The Salt Path
‘We stood at the front door, the bailiffs on the other side waiting to change the locks, to bar us from our old lives. We were about to leave the dimly lit, centuries-old house that had held us cocooned for twenty years. When we walked through the door we could never ever come back. We held hands and walked into the light.’
So begins this often moving and beautifully written account by a never previously published writer, of the epic walk which was undertaken in their fifties by her and her terminally ill husband along the 630-mile South West Coast Path, a journey which was the equivalent of climbing Mount Everest four times.
Raynor Winn and her husband Moth (who had acquired the nickname while being something of an eco-warrior in his youth) had suffered the double catastrophic blows of Moth being diagnosed with a rare and fatal degenerative disease, and of them being made bankrupt and losing their family home as a result of having had too much trust in a false friend. A sceptical reader may find something disingenuous in Winn’s description of the events leading up to their bankruptcy and eviction, but homeless they became. Spying an old paperback entitled ‘500 Mile Walkies’ about the South West Coast Path (a title which turned out to be a considerable understatement) while hiding from the bailiffs under the stairs in a futile attempt to buy a few minutes’ more time, Winn decided, ’I just knew we should walk. And now we had no choice’. So that’s what they did, buying a tent on eBay and two (as they were to find out) inadequately thin sleeping bags and armed only with £115 in cash and £48 per week in tax credits.

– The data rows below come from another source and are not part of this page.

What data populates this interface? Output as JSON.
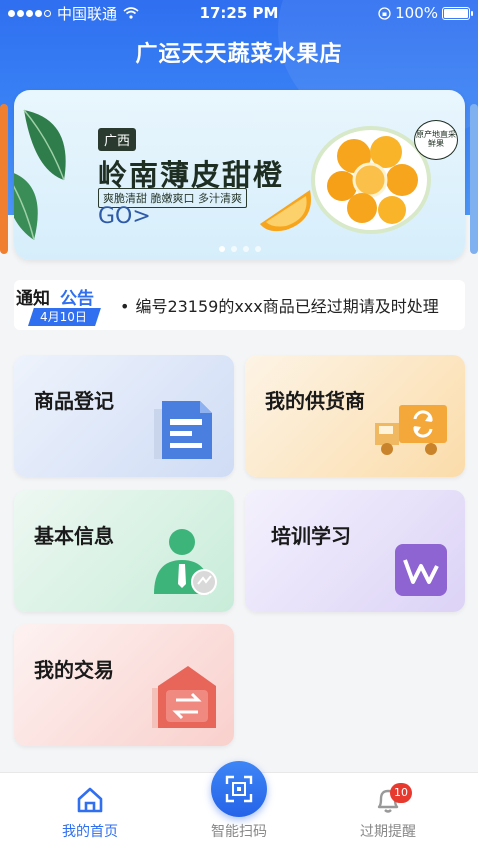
{
  "status_bar": {
    "carrier": "中国联通",
    "time": "17:25 PM",
    "battery": "100%"
  },
  "header": {
    "title": "广运天天蔬菜水果店"
  },
  "banner": {
    "origin_tag": "广西",
    "headline": "岭南薄皮甜橙",
    "tagline": "爽脆清甜 脆嫩爽口 多汁清爽",
    "cta": "GO>",
    "stamp_text": "原产地直采鲜果",
    "slide_count": 4,
    "active_slide": 1
  },
  "notice": {
    "title_part1": "通知",
    "title_part2": "公告",
    "date": "4月10日",
    "bullet": "•",
    "text": "编号23159的xxx商品已经过期请及时处理"
  },
  "menu": [
    {
      "label": "商品登记",
      "icon": "document-icon"
    },
    {
      "label": "我的供货商",
      "icon": "delivery-truck-icon"
    },
    {
      "label": "基本信息",
      "icon": "user-profile-icon"
    },
    {
      "label": "培训学习",
      "icon": "learning-icon"
    },
    {
      "label": "我的交易",
      "icon": "transaction-icon"
    }
  ],
  "tabbar": {
    "home": "我的首页",
    "scan": "智能扫码",
    "remind": "过期提醒",
    "remind_badge": "10"
  },
  "colors": {
    "primary": "#2f6ff0",
    "badge": "#e8392f"
  }
}
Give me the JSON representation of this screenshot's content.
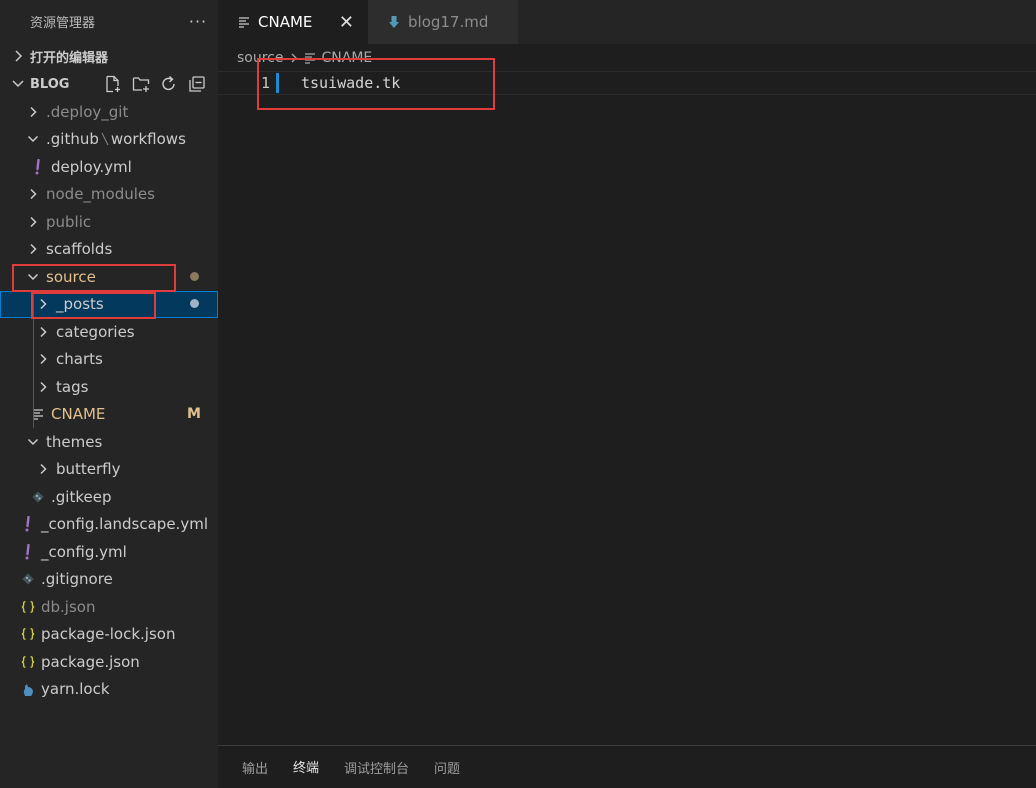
{
  "explorer": {
    "title": "资源管理器",
    "more": "···",
    "open_editors": "打开的编辑器",
    "workspace": "BLOG",
    "actions": [
      "new-file-icon",
      "new-folder-icon",
      "refresh-icon",
      "collapse-all-icon"
    ]
  },
  "tree": [
    {
      "label": ".deploy_git",
      "kind": "folder-collapsed",
      "depth": 0,
      "dim": true
    },
    {
      "label": ".github",
      "label2": "workflows",
      "kind": "folder-expanded",
      "depth": 0
    },
    {
      "label": "deploy.yml",
      "kind": "yaml",
      "depth": 1
    },
    {
      "label": "node_modules",
      "kind": "folder-collapsed",
      "depth": 0,
      "dim": true
    },
    {
      "label": "public",
      "kind": "folder-collapsed",
      "depth": 0,
      "dim": true
    },
    {
      "label": "scaffolds",
      "kind": "folder-collapsed",
      "depth": 0
    },
    {
      "label": "source",
      "kind": "folder-expanded",
      "depth": 0,
      "modified": true,
      "decoration": "dot"
    },
    {
      "label": "_posts",
      "kind": "folder-collapsed",
      "depth": 1,
      "selected": true,
      "decoration": "dot"
    },
    {
      "label": "categories",
      "kind": "folder-collapsed",
      "depth": 1
    },
    {
      "label": "charts",
      "kind": "folder-collapsed",
      "depth": 1
    },
    {
      "label": "tags",
      "kind": "folder-collapsed",
      "depth": 1
    },
    {
      "label": "CNAME",
      "kind": "text",
      "depth": 1,
      "modified": true,
      "decoration": "M"
    },
    {
      "label": "themes",
      "kind": "folder-expanded",
      "depth": 0
    },
    {
      "label": "butterfly",
      "kind": "folder-collapsed",
      "depth": 1
    },
    {
      "label": ".gitkeep",
      "kind": "git",
      "depth": 1
    },
    {
      "label": "_config.landscape.yml",
      "kind": "yaml",
      "depth": 0
    },
    {
      "label": "_config.yml",
      "kind": "yaml",
      "depth": 0
    },
    {
      "label": ".gitignore",
      "kind": "git",
      "depth": 0
    },
    {
      "label": "db.json",
      "kind": "json",
      "depth": 0,
      "dim": true
    },
    {
      "label": "package-lock.json",
      "kind": "json",
      "depth": 0
    },
    {
      "label": "package.json",
      "kind": "json",
      "depth": 0
    },
    {
      "label": "yarn.lock",
      "kind": "yarn",
      "depth": 0
    }
  ],
  "tabs": [
    {
      "label": "CNAME",
      "active": true,
      "close": "✕"
    },
    {
      "label": "blog17.md",
      "active": false
    }
  ],
  "breadcrumb": [
    "source",
    "CNAME"
  ],
  "editor": {
    "line_number": "1",
    "code": "tsuiwade.tk"
  },
  "panel_tabs": [
    {
      "label": "输出",
      "active": false
    },
    {
      "label": "终端",
      "active": true
    },
    {
      "label": "调试控制台",
      "active": false
    },
    {
      "label": "问题",
      "active": false
    }
  ],
  "colors": {
    "modified": "#e2c08d",
    "dot_modified": "#8b7a5c",
    "dot_selected": "#9fb4c9",
    "yaml": "#a074c4",
    "json": "#cbcb41",
    "highlight_box": "#e03c3c",
    "selection": "#04395e"
  }
}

On their way they quickly found what it was like suddenly to become not merely members of the underbelly of society but not to be members of it at all, and frequently to be treated accordingly. Living through the worst that the Atlantic weather could throw at them and experiencing extreme cold and hunger, and at first total despair such that for many days the mere act of putting one foot in front of another was an achievement, they nevertheless endured. And slowly, despite the fact that his illness did not go away, Moth’s strength and wellbeing started improbably to improve and with it came a form of positive acceptance for them both.
The Salt Path has subsequently been taken up as a tract on homelessness, which in a way is unfortunate because the book is so much more than that. Whilst it is often unsparing in its description of what Raynor and Moth endured along the way, it is enjoyably laced throughout with shrewd irony and episodes of sharply observational humour. It is also an evocative hymn to the sometimes-savage glories of the seascape through which they were travelling but, ultimately, it is a powerfully uplifting tale of self-discovery and personal redemption.